Below are records that should be duplicated exactly, with no image retained.

+++ Source information

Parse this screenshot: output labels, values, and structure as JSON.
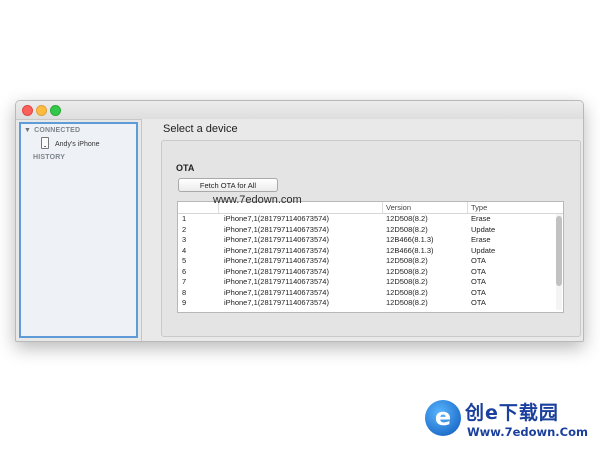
{
  "sidebar": {
    "connected_label": "CONNECTED",
    "device_name": "Andy's iPhone",
    "history_label": "HISTORY"
  },
  "main": {
    "title": "Select a device",
    "section_label": "OTA",
    "fetch_button": "Fetch OTA for All"
  },
  "table": {
    "columns": [
      "",
      "",
      "Version",
      "Type"
    ],
    "rows": [
      {
        "num": "1",
        "device": "iPhone7,1(2817971140673574)",
        "version": "12D508(8.2)",
        "type": "Erase"
      },
      {
        "num": "2",
        "device": "iPhone7,1(2817971140673574)",
        "version": "12D508(8.2)",
        "type": "Update"
      },
      {
        "num": "3",
        "device": "iPhone7,1(2817971140673574)",
        "version": "12B466(8.1.3)",
        "type": "Erase"
      },
      {
        "num": "4",
        "device": "iPhone7,1(2817971140673574)",
        "version": "12B466(8.1.3)",
        "type": "Update"
      },
      {
        "num": "5",
        "device": "iPhone7,1(2817971140673574)",
        "version": "12D508(8.2)",
        "type": "OTA"
      },
      {
        "num": "6",
        "device": "iPhone7,1(2817971140673574)",
        "version": "12D508(8.2)",
        "type": "OTA"
      },
      {
        "num": "7",
        "device": "iPhone7,1(2817971140673574)",
        "version": "12D508(8.2)",
        "type": "OTA"
      },
      {
        "num": "8",
        "device": "iPhone7,1(2817971140673574)",
        "version": "12D508(8.2)",
        "type": "OTA"
      },
      {
        "num": "9",
        "device": "iPhone7,1(2817971140673574)",
        "version": "12D508(8.2)",
        "type": "OTA"
      }
    ]
  },
  "watermark": {
    "overlay_text": "www.7edown.com",
    "logo_letter": "e",
    "logo_cn": "创e下载园",
    "logo_url": "Www.7edown.Com"
  },
  "colors": {
    "sidebar_selection_border": "#5e9bd7",
    "traffic_red": "#fc605c",
    "traffic_yellow": "#fdbc40",
    "traffic_green": "#34c84a"
  }
}
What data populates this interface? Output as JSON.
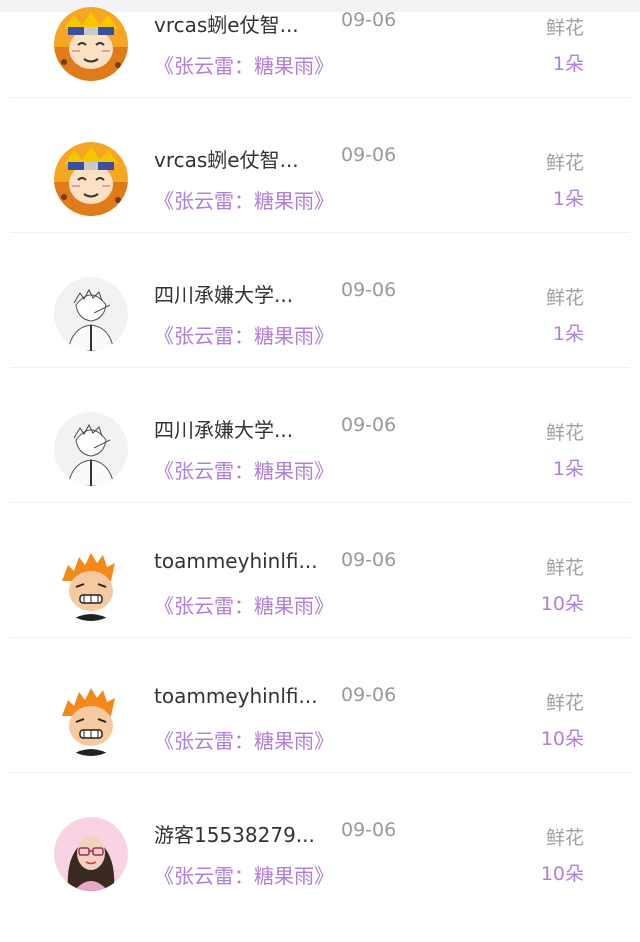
{
  "gifts": [
    {
      "name": "vrcas蛚e仗智...",
      "date": "09-06",
      "song": "《张云雷：糖果雨》",
      "gift_label": "鲜花",
      "gift_count": "1朵",
      "avatar": "naruto-avatar"
    },
    {
      "name": "vrcas蛚e仗智...",
      "date": "09-06",
      "song": "《张云雷：糖果雨》",
      "gift_label": "鲜花",
      "gift_count": "1朵",
      "avatar": "naruto-avatar"
    },
    {
      "name": "四川承嫌大学...",
      "date": "09-06",
      "song": "《张云雷：糖果雨》",
      "gift_label": "鲜花",
      "gift_count": "1朵",
      "avatar": "sketch-avatar"
    },
    {
      "name": "四川承嫌大学...",
      "date": "09-06",
      "song": "《张云雷：糖果雨》",
      "gift_label": "鲜花",
      "gift_count": "1朵",
      "avatar": "sketch-avatar"
    },
    {
      "name": "toammeyhinlfi...",
      "date": "09-06",
      "song": "《张云雷：糖果雨》",
      "gift_label": "鲜花",
      "gift_count": "10朵",
      "avatar": "ichigo-avatar"
    },
    {
      "name": "toammeyhinlfi...",
      "date": "09-06",
      "song": "《张云雷：糖果雨》",
      "gift_label": "鲜花",
      "gift_count": "10朵",
      "avatar": "ichigo-avatar"
    },
    {
      "name": "游客15538279...",
      "date": "09-06",
      "song": "《张云雷：糖果雨》",
      "gift_label": "鲜花",
      "gift_count": "10朵",
      "avatar": "girl-avatar"
    }
  ]
}
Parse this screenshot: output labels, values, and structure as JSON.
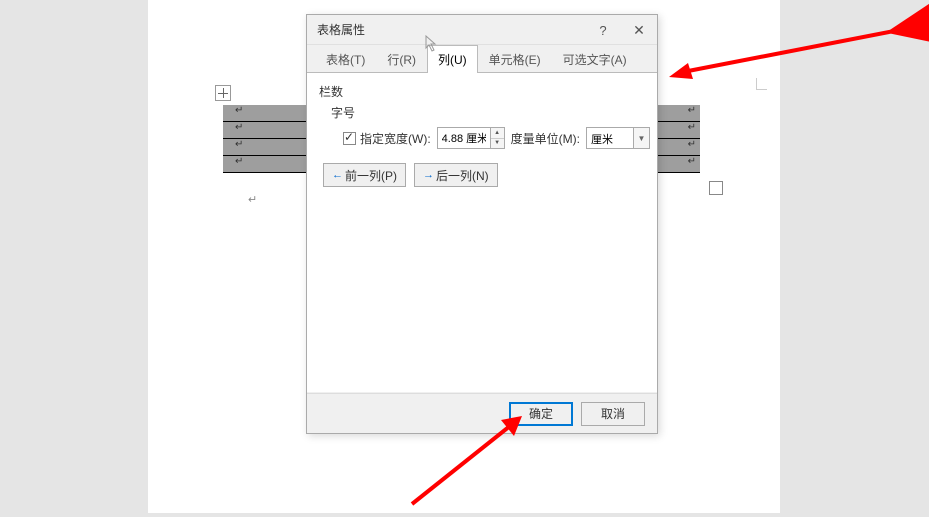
{
  "dialog": {
    "title": "表格属性",
    "tabs": {
      "table": "表格(T)",
      "row": "行(R)",
      "column": "列(U)",
      "cell": "单元格(E)",
      "alttext": "可选文字(A)"
    },
    "column_panel": {
      "group_label": "栏数",
      "sub_label": "字号",
      "specify_width_label": "指定宽度(W):",
      "width_value": "4.88 厘米",
      "measure_unit_label": "度量单位(M):",
      "measure_unit_value": "厘米"
    },
    "nav": {
      "prev": "前一列(P)",
      "next": "后一列(N)"
    },
    "buttons": {
      "ok": "确定",
      "cancel": "取消"
    },
    "help": "?",
    "close": "✕"
  }
}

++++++

**Result of the task:**
Parse this screenshot: output labels, values, and structure as JSON.
{
  "sidebar": {
    "connected_label": "CONNECTED",
    "device_name": "Andy's iPhone",
    "history_label": "HISTORY"
  },
  "main": {
    "title": "Select a device",
    "section_label": "OTA",
    "fetch_button": "Fetch OTA for All"
  },
  "table": {
    "columns": [
      "",
      "",
      "Version",
      "Type"
    ],
    "rows": [
      {
        "num": "1",
        "device": "iPhone7,1(2817971140673574)",
        "version": "12D508(8.2)",
        "type": "Erase"
      },
      {
        "num": "2",
        "device": "iPhone7,1(2817971140673574)",
        "version": "12D508(8.2)",
        "type": "Update"
      },
      {
        "num": "3",
        "device": "iPhone7,1(2817971140673574)",
        "version": "12B466(8.1.3)",
        "type": "Erase"
      },
      {
        "num": "4",
        "device": "iPhone7,1(2817971140673574)",
        "version": "12B466(8.1.3)",
        "type": "Update"
      },
      {
        "num": "5",
        "device": "iPhone7,1(2817971140673574)",
        "version": "12D508(8.2)",
        "type": "OTA"
      },
      {
        "num": "6",
        "device": "iPhone7,1(2817971140673574)",
        "version": "12D508(8.2)",
        "type": "OTA"
      },
      {
        "num": "7",
        "device": "iPhone7,1(2817971140673574)",
        "version": "12D508(8.2)",
        "type": "OTA"
      },
      {
        "num": "8",
        "device": "iPhone7,1(2817971140673574)",
        "version": "12D508(8.2)",
        "type": "OTA"
      },
      {
        "num": "9",
        "device": "iPhone7,1(2817971140673574)",
        "version": "12D508(8.2)",
        "type": "OTA"
      }
    ]
  },
  "watermark": {
    "overlay_text": "www.7edown.com",
    "logo_letter": "e",
    "logo_cn": "创e下载园",
    "logo_url": "Www.7edown.Com"
  },
  "colors": {
    "sidebar_selection_border": "#5e9bd7",
    "traffic_red": "#fc605c",
    "traffic_yellow": "#fdbc40",
    "traffic_green": "#34c84a"
  }
}
What data populates this interface? Output as JSON.
{
  "gifts": [
    {
      "name": "vrcas蛚e仗智...",
      "date": "09-06",
      "song": "《张云雷：糖果雨》",
      "gift_label": "鲜花",
      "gift_count": "1朵",
      "avatar": "naruto-avatar"
    },
    {
      "name": "vrcas蛚e仗智...",
      "date": "09-06",
      "song": "《张云雷：糖果雨》",
      "gift_label": "鲜花",
      "gift_count": "1朵",
      "avatar": "naruto-avatar"
    },
    {
      "name": "四川承嫌大学...",
      "date": "09-06",
      "song": "《张云雷：糖果雨》",
      "gift_label": "鲜花",
      "gift_count": "1朵",
      "avatar": "sketch-avatar"
    },
    {
      "name": "四川承嫌大学...",
      "date": "09-06",
      "song": "《张云雷：糖果雨》",
      "gift_label": "鲜花",
      "gift_count": "1朵",
      "avatar": "sketch-avatar"
    },
    {
      "name": "toammeyhinlfi...",
      "date": "09-06",
      "song": "《张云雷：糖果雨》",
      "gift_label": "鲜花",
      "gift_count": "10朵",
      "avatar": "ichigo-avatar"
    },
    {
      "name": "toammeyhinlfi...",
      "date": "09-06",
      "song": "《张云雷：糖果雨》",
      "gift_label": "鲜花",
      "gift_count": "10朵",
      "avatar": "ichigo-avatar"
    },
    {
      "name": "游客15538279...",
      "date": "09-06",
      "song": "《张云雷：糖果雨》",
      "gift_label": "鲜花",
      "gift_count": "10朵",
      "avatar": "girl-avatar"
    }
  ]
}
Parse this screenshot: output labels, values, and structure as JSON.
{
  "dialog": {
    "title": "表格属性",
    "tabs": {
      "table": "表格(T)",
      "row": "行(R)",
      "column": "列(U)",
      "cell": "单元格(E)",
      "alttext": "可选文字(A)"
    },
    "column_panel": {
      "group_label": "栏数",
      "sub_label": "字号",
      "specify_width_label": "指定宽度(W):",
      "width_value": "4.88 厘米",
      "measure_unit_label": "度量单位(M):",
      "measure_unit_value": "厘米"
    },
    "nav": {
      "prev": "前一列(P)",
      "next": "后一列(N)"
    },
    "buttons": {
      "ok": "确定",
      "cancel": "取消"
    },
    "help": "?",
    "close": "✕"
  }
}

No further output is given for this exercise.